▶ [INSTRUCTIONS FOR THE TASK] Every record must appear in the answer exactly as it stands.

(Dataset rows describing interfaces)

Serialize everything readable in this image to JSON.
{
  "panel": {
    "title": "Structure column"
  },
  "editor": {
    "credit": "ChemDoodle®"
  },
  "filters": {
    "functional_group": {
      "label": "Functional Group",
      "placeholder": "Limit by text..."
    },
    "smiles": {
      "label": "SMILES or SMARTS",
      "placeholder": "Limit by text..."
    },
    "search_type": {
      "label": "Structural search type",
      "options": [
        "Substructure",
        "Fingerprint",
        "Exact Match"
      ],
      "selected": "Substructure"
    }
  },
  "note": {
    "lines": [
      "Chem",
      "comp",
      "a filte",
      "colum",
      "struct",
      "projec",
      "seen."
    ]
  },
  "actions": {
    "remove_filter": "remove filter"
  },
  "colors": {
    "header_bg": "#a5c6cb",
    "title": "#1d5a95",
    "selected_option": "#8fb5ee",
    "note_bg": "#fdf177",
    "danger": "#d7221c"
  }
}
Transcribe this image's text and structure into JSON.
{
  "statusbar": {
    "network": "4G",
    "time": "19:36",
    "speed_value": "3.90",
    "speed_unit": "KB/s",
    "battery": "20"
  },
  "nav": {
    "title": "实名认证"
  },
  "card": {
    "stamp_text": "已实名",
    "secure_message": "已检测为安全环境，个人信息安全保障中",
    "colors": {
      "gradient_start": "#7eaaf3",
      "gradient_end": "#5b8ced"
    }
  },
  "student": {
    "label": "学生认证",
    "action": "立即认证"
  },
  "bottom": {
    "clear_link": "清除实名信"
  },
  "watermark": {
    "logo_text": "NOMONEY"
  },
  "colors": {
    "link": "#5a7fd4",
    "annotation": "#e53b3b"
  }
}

▶ [SOLUTION TO THIS EXERCISE]
Serialize everything readable in this image to JSON.
{
  "panel": {
    "title": "Structure column"
  },
  "editor": {
    "credit": "ChemDoodle®"
  },
  "filters": {
    "functional_group": {
      "label": "Functional Group",
      "placeholder": "Limit by text..."
    },
    "smiles": {
      "label": "SMILES or SMARTS",
      "placeholder": "Limit by text..."
    },
    "search_type": {
      "label": "Structural search type",
      "options": [
        "Substructure",
        "Fingerprint",
        "Exact Match"
      ],
      "selected": "Substructure"
    }
  },
  "note": {
    "lines": [
      "Chem",
      "comp",
      "a filte",
      "colum",
      "struct",
      "projec",
      "seen."
    ]
  },
  "actions": {
    "remove_filter": "remove filter"
  },
  "colors": {
    "header_bg": "#a5c6cb",
    "title": "#1d5a95",
    "selected_option": "#8fb5ee",
    "note_bg": "#fdf177",
    "danger": "#d7221c"
  }
}
Transcribe this image's text and structure into JSON.
{
  "statusbar": {
    "network": "4G",
    "time": "19:36",
    "speed_value": "3.90",
    "speed_unit": "KB/s",
    "battery": "20"
  },
  "nav": {
    "title": "实名认证"
  },
  "card": {
    "stamp_text": "已实名",
    "secure_message": "已检测为安全环境，个人信息安全保障中",
    "colors": {
      "gradient_start": "#7eaaf3",
      "gradient_end": "#5b8ced"
    }
  },
  "student": {
    "label": "学生认证",
    "action": "立即认证"
  },
  "bottom": {
    "clear_link": "清除实名信"
  },
  "watermark": {
    "logo_text": "NOMONEY"
  },
  "colors": {
    "link": "#5a7fd4",
    "annotation": "#e53b3b"
  }
}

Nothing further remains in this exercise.